Even birds that we think are “ours”, may not be. We see starlings all year round, but some birds winter here having migrated from Russia to the UK’s relatively mild climate, while some of the birds that have brought up their families in the midlands in the summer might migrate further south in the winter.
In our garden a blackbird, nesting in a thick bush next door, has been singing loudly and tunefully. Blackbirds also migrate, so our cheery neighbour might well have spent the winter further south. Shakespeare calls the blackbird by its traditional name, the ouzel-cock, in the song which Bottom sings to show he is not afraid when he is left alone in the wood at night in A Midsummer Night’s Dream:
The ousel cock so black of hue,
With orange-tawny bill,
The throstle with his note so true,
The wren with little quill,
The finch, the sparrow and the lark,
The plain-song cuckoo gray,
Whose note full many a man doth mark,
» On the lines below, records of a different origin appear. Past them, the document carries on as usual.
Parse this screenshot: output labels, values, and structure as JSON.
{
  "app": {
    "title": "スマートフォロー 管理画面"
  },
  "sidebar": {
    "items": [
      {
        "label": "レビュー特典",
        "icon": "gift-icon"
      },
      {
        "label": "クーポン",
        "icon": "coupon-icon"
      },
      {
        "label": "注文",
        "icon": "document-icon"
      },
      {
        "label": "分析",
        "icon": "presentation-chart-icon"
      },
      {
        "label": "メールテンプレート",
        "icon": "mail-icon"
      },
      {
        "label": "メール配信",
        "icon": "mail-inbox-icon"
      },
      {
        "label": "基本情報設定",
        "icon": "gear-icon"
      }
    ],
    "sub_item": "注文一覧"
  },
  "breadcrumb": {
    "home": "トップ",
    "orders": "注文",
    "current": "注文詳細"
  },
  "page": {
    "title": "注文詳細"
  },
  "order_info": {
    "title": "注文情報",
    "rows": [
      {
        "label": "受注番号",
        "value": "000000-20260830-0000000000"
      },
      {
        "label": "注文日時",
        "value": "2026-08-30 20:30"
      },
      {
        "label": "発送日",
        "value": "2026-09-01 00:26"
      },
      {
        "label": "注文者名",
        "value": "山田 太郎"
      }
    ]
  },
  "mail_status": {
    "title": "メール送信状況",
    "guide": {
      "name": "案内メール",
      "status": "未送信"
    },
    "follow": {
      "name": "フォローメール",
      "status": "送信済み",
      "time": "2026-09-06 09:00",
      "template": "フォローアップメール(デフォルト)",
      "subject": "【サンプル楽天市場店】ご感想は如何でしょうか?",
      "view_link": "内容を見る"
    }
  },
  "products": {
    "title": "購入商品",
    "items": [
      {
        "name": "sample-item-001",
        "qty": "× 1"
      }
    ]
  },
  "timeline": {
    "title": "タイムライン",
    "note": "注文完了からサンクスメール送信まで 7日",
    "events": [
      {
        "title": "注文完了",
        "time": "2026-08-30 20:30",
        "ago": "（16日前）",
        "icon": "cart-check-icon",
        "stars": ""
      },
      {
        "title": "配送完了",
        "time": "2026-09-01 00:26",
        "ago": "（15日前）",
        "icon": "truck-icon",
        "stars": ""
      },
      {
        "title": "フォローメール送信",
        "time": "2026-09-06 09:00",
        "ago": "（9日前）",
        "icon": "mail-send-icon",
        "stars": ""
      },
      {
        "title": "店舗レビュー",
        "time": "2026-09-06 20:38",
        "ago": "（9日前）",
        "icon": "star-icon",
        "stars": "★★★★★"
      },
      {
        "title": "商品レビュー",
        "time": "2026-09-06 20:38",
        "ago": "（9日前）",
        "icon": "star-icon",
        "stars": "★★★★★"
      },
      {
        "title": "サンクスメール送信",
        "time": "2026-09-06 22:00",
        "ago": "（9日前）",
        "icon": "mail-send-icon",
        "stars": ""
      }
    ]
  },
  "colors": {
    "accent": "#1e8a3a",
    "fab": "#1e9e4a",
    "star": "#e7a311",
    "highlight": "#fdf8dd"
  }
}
And dares not answer nay;
All these birds are still found in the midlands. This name for the blackbird is recalled in the name of the ring-ouzel, only found in rocky areas, the male of which is similar to a blackbird but with a white bib.
A less-common bird owes its name to the mysteries of migration. Barnacle geese are now known to breed in the arctic, wintering on the coast of Britain and North-west Europe. In the British Isles, then, they are never seen nesting, or as juveniles. The myth grew up that the geese did not hatch from an egg in the usual way. John Gerard’s 1597 Herball, or Generall Historie of Plantes, includes a long section “Of the Goose tree, Barnacle tree, or the tree bearing Geese”. “There are found in the North parts of Scotland…, certaine trees wheron do grow certaine shells…wherein are contained little living creatures: which shells in time of maturity doe open, and out of them grow those little living things, which falling into the water do become fowles, which we call Barnacles”.
Gerard claims to have seen how the barnacle shells that were washed ashore attached to driftwood developed with his own eyes. This is supposed to have taken place in Lancashire: he calls it “one of the marvels of this land”. “When it is perfectly formed the shell gapeth open, and the first thing that appeareth is the fore-said lace or string; next come the legs of the bird hanging out, and as it groweth greater it openeth the shell by degrees, til at length it is all come forth…and falleth into the sea…where it gathereth feathers, and groweth to a foule.”
Gerard is clearly aware that many would be unconvinced that trees could produce living birds, but there was no evidence to contradict it. How else could the sudden appearance of the adult birds in the summer be explained? The idea that birds could fly thousands of miles twice a year would probably have been seen as equally unlikely. It’s a great example of how stories were made up to explain the mysteries of the natural world before scientific theories based on evidence were developed.
If you would like to hear the beautiful sounds of British wildlife, in particular “the sweet birds”, you can listen to some of the British Library’s British Wildlife recordings here.